4. New Fast Automatic Daffodils - Fishes Eyes (Play It Again Sam)
"When is a Manchester band not a Manchester band? When their name is New Fast Automatic Daffodils! Hard-boiled dub funksters with a surrealist edge (ooer) on true unpigeonhole-able form" - Good Times Magazine.
Following "Big", "Fishes Eyes" was really a continuation of the New Fads speciality - long, loose, funky and shuffling post-punk funk sounds with strangely barked slogans over the top. In this, lead singer Andy Spearpoint chants the phrase "The fishes eyes will watch your lies" repeatedly, which was apparently inspired by an unknown person posting a dead fish through his letterbox with a note simply stating that fact attached to it.
There was a sneaking sense that the New Fads were a bit like a semi-comatose Pigbag, rambling away and improvising this nonsense off their addled cuffs, but as with "Big", their singles were really highly enjoyable. "Fishes Eyes" manages to squeeze enough riffs, diversions and funky beats across its seven minutes to not make it seem like a chore, and there's a distinctly threatening, paranoid air to the track as well which adds a lot of spice to the mix. They were frequently baffling, but never boring.

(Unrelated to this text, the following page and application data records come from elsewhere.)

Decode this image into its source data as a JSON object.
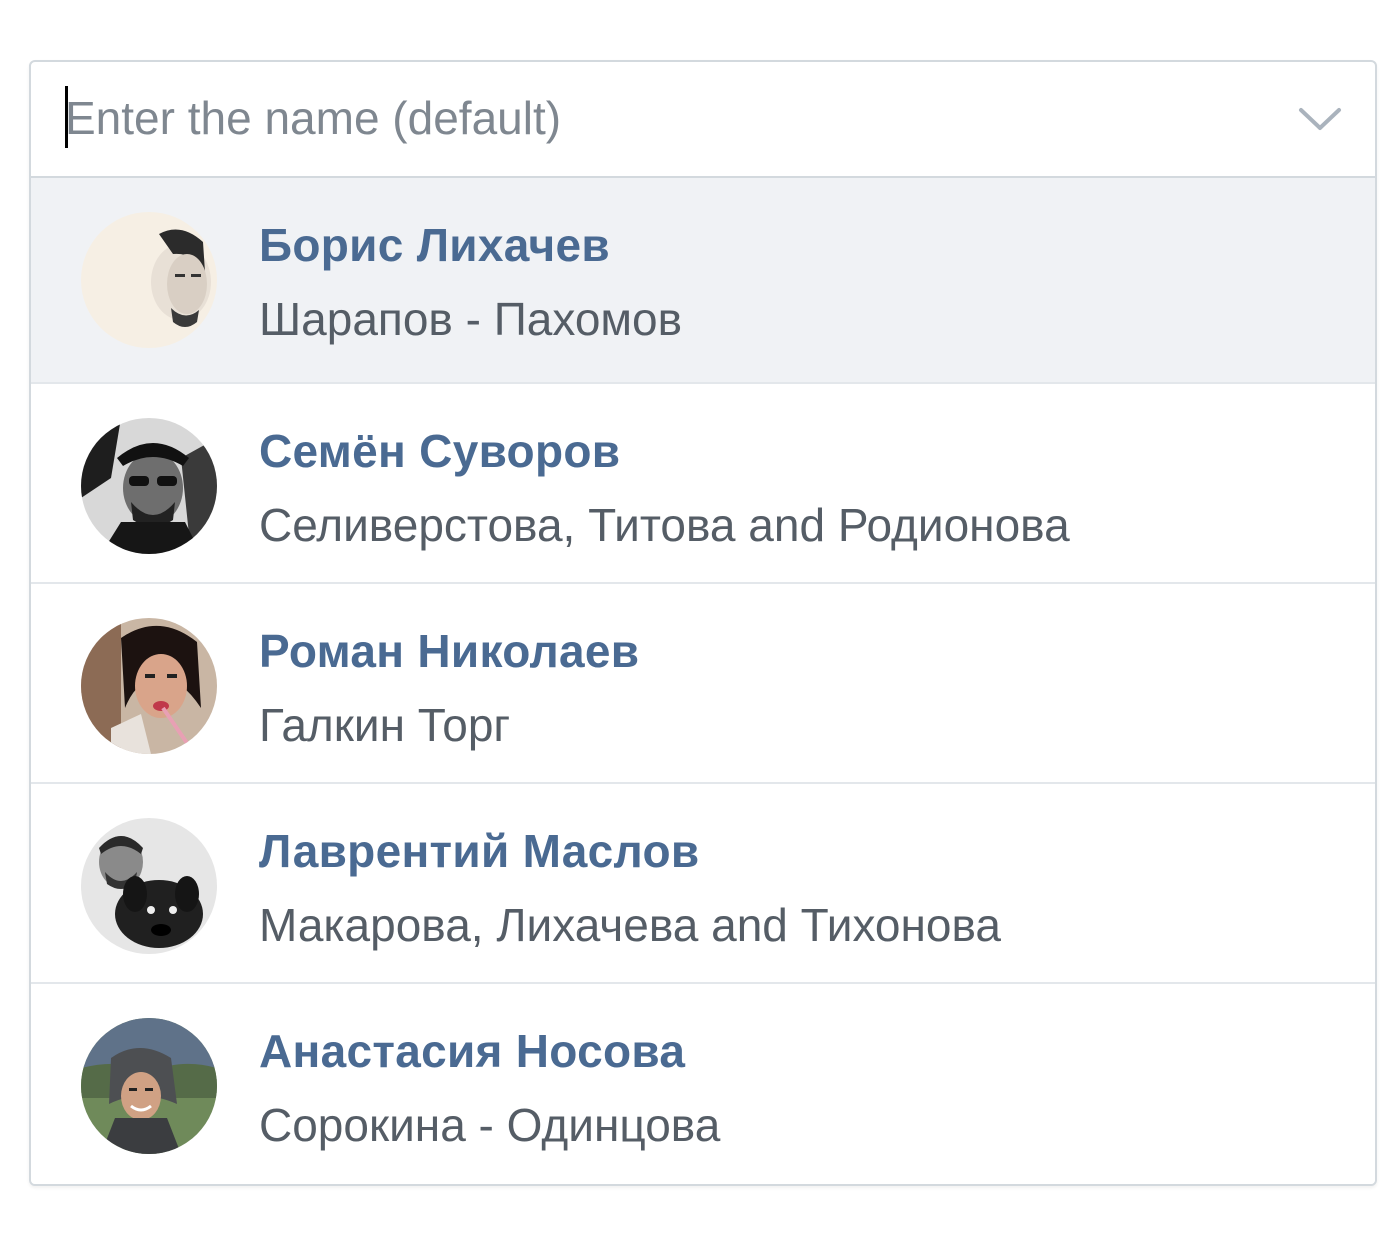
{
  "input": {
    "placeholder": "Enter the name (default)",
    "value": ""
  },
  "toggle_icon": "chevron-down-icon",
  "colors": {
    "name": "#4a6a92",
    "description": "#555d66",
    "highlight": "#f0f2f5",
    "border": "#d3d9de"
  },
  "options": [
    {
      "name": "Борис Лихачев",
      "description": "Шарапов - Пахомов",
      "active": true,
      "avatar": "user-photo"
    },
    {
      "name": "Семён Суворов",
      "description": "Селиверстова, Титова and Родионова",
      "active": false,
      "avatar": "user-photo"
    },
    {
      "name": "Роман Николаев",
      "description": "Галкин Торг",
      "active": false,
      "avatar": "user-photo"
    },
    {
      "name": "Лаврентий Маслов",
      "description": "Макарова, Лихачева and Тихонова",
      "active": false,
      "avatar": "user-photo"
    },
    {
      "name": "Анастасия Носова",
      "description": "Сорокина - Одинцова",
      "active": false,
      "avatar": "user-photo"
    }
  ]
}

5. Flowered Up - Phobia (Heavenly)
"Apples and pairs, but where's the stairs? What's yours!"
Flowered Up's progress was regarded by a few critics as being thwarted by this single. While "It's On" was uptempo and insistent, "Phobia" is a bit dark and chilly by comparison, and is also a strangely clever composition for a group some were trying to write off as punkish urchins. It contains numerous instances of meandering instrumental breaks, noodling guitar work and faintly awkward arrangements, proving that they weren't quite as rough around the edges as they would perhaps like to have been perceived. There's a fussiness and fiddliness to these grooves very few other tracks on this LP contain.
For all its curiosities and strengths, though, it does have to be said that "Phobia" isn't much of a single. It's a perfectly good track in its own right, but it lacks the immediacy and impact of "It's On", and as a result saw their chart fortunes decline as this only just managed to reach Number 75 in the national charts. What it did prove to listeners, however, is that this was a band who weren't just Mondays-apeing chancers. They were more playful and had a much firmer identity of their own than that.
"Phobia" would also be their last indie single before they ran into the arms of London Records, where they produced the legendary epic single-come-music-video-come-short-film "Weekender" - a "Quadrophenia" for the baggy generation, if you will, and yes, I am about the hundredth person to say that - the cult LP "A Life With Brian", the Clash-inspired Top 40 hit "Take It", and a much more innovative and lively mix of sounds than their earliest critics might have suspected they were capable of.
Sadly, brothers Liam and Joe Maher died from drugs overdoses in 2009 and 2012 respectively, meaning a revival or reformation of the group will never happen. They remain definitively tied to the early nineties era, and some would argue deserve a more serious reassessment than they have so far been afforded.